For all that can be said about the deficiencies plaguing the on-court product, the front office hasn't fared much better. For the league's elite teams, there has been a proven way to build a roster, and the Raptors haven't done anything close to it.
The NBA's two most recent champions reached the league's pinnacle in surprisingly similar ways. The Celtics and Lakers each had a perimeter star in his prime (Paul Pierce and Kobe Bryant, respectively), but each lacked a big-time post player to be a secondary scorer and to anchor the defense Boston was able to use an armory of trade pieces (Al Jefferson, an approximately $13 million expiring contract, and two first-round picks) to acquire Kevin Garnett, who became the 2008 Defensive Player of the Year as the team romped to 66 wins and never looked back.
During that season, Los Angeles traded the rights to Marc Gasol, an approximately $9 million expiring contract in Kwame Brown, and two first-round picks for Pau Gasol. Since then, the Lakers have won the 2008 Western Conference Finals and the 2009 Finals, and are currently the top team in the West. While the Celtics gave more for Garnett, commensurate with the future Hall of Famer's higher trade value at the time, the trades are uncannily similar. Indeed, the Pistons' 2004 pickup of Rasheed Wallace en route to their championship that season followed roughly the same pattern – the team traded expiring contracts and a first-round pick.
For those wanting the Raptors to become a contender, or wondering why marquee franchises land the Garnetts and Gasols of the world while the Raptors don't, look no further than the accumulated asset bank. Danny Ainge had spent his tenure as general manager tirelessly seeking draft picks and young talent in order to have the kind of stockpile that would allow for such a trade. Even in a trade as maligned as the one that sent Shaq to Miami, the Lakers managed to win back a first-round pick, along with two young players in Caron Butler and Lamar Odom. One of the picks in the Garnett deal, ironically enough, was a pick that Minnesota had given Boston in a prior trade between the teams.
The trend is that in order to have the vaults of picks necessary to pry a disgruntled star from a rebuilding team, those picks have to be acquired in the first place. The Raptors, conversely, have a history not of obtaining extra draft picks, but of trading them away.
Due to being left with draft pick debt that cost the team its first-rounder in 2007, and then his decision to ship the 2008 pick in the T.J. Ford/Jermaine O'Neal trade, Bryan Colangelo will be making only his third first-round selection this coming June despite having been with the team since 2006. Had the Raptors made the playoffs, their pick would have reverted to the Heat, the consequence of Colangelo's inclusion of it in the Jermaine O'Neal/Shawn Marion trade.

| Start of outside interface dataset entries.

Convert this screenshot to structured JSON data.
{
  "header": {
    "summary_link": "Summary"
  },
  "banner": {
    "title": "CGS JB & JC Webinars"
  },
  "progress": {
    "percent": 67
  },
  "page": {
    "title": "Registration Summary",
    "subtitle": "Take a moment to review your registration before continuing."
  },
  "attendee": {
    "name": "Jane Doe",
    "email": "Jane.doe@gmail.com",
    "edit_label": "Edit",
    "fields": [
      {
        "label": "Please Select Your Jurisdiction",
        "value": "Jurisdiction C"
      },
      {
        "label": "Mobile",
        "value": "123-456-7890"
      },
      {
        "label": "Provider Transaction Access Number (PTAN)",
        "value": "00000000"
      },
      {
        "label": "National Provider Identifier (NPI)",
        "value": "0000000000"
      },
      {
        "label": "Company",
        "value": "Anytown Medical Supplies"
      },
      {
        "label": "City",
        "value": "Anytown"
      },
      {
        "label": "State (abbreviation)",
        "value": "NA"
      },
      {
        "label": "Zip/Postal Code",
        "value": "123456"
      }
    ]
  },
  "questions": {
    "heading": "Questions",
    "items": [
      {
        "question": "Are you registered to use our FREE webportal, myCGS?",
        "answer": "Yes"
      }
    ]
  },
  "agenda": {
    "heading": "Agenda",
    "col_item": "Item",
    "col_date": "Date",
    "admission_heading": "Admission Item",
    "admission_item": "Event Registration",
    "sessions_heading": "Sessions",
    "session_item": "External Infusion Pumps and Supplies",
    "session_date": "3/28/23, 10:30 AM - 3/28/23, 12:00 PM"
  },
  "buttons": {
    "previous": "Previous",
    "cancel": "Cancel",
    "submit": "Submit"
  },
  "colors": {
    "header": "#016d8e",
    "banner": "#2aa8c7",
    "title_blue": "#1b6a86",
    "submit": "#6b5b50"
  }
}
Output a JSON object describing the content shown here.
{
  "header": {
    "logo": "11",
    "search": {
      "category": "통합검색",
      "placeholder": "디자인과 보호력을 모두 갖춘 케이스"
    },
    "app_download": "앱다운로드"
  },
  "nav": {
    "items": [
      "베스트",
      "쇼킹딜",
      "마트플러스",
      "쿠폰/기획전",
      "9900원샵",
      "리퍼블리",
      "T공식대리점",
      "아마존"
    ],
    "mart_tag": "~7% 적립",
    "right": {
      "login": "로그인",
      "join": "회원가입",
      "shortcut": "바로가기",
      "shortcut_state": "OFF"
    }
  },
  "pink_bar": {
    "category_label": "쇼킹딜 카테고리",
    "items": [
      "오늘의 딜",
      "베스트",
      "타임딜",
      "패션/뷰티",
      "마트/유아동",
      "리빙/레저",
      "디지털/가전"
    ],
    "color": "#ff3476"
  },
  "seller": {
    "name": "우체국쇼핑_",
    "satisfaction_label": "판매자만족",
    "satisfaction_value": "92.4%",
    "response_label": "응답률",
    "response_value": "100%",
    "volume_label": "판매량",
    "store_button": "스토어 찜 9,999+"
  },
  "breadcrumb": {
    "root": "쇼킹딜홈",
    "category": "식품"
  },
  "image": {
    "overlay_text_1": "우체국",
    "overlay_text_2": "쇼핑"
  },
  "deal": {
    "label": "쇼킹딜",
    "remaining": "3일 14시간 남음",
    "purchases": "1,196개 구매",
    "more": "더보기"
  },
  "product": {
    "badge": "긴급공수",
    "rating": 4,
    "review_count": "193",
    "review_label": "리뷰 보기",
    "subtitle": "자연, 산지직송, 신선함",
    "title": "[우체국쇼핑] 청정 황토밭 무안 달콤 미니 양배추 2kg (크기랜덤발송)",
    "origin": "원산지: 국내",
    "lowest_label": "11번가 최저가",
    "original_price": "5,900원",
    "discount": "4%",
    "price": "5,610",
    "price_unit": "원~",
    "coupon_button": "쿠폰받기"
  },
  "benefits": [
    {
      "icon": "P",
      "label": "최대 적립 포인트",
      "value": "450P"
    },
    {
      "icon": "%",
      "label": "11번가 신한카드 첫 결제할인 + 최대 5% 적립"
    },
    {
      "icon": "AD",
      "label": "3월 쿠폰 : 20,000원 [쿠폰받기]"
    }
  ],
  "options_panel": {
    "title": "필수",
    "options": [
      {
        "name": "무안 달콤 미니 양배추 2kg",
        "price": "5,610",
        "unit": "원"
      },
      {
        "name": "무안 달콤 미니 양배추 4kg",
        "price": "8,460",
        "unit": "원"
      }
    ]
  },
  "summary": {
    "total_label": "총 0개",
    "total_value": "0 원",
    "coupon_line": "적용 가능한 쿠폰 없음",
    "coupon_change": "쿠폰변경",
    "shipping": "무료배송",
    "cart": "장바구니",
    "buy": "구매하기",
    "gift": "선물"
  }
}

What was essentially two first-round picks to turn T.J. Ford into Shawn Marion became disastrous, as the team used its new-found opportunity to land Hedo Turkoglu for $53 million over five years. Turkoglu's contract has emerged as a noose for the team, while his on-court production has suffered considerably. Even though it would be tempting to trade a pick or two as enticement for a team to pick up Turkoglu's contract, the team would be back into pick debt. Even a basic contract dump would be virtually impossible at this point, let alone a deal that could convert Raptor futures into a promising present.
Even more disconcerting is that the Raptors haven't historically been in the market for extra picks. In the 2001 trade that sent Corliss Williamson and scraps to Detroit for Jerome Williams and Eric Montross, for example, the Raptors were the team giving up the draft pick despite also trading the best player in the deal. While the spirit behind gaining Lamond Murray the following year was admirable, the Raptors yet again traded a first-round pick in the exchange.
Only the Damon Stoudamire for Kenny Anderson and Alvin Williams trade, in which the Raptors received two first-rounders and a second-rounder, really stands out among the heap. That trade, of course, was all the way back in 1998.
The soon-to-be-expiring contracts of Reggie Evans ($5,080,000) and Marcus Banks ($4,847,586) allow for a little more hope, but not much. Of the many types of players the Raptors have traded during their 15-year history – the sulking star, the over-the-hill pint-sized point man, the overpaid benchwarmer – the expiring contract has not typically been one of them.
A long line of talented expiring Raptors, from Donyell Marshall to Mike James to Morris Peterson, each could have fetched something of note in a trade. Naturally, the Raptors let all of them walk without receiving anything in return... not even, say, a low first-round pick.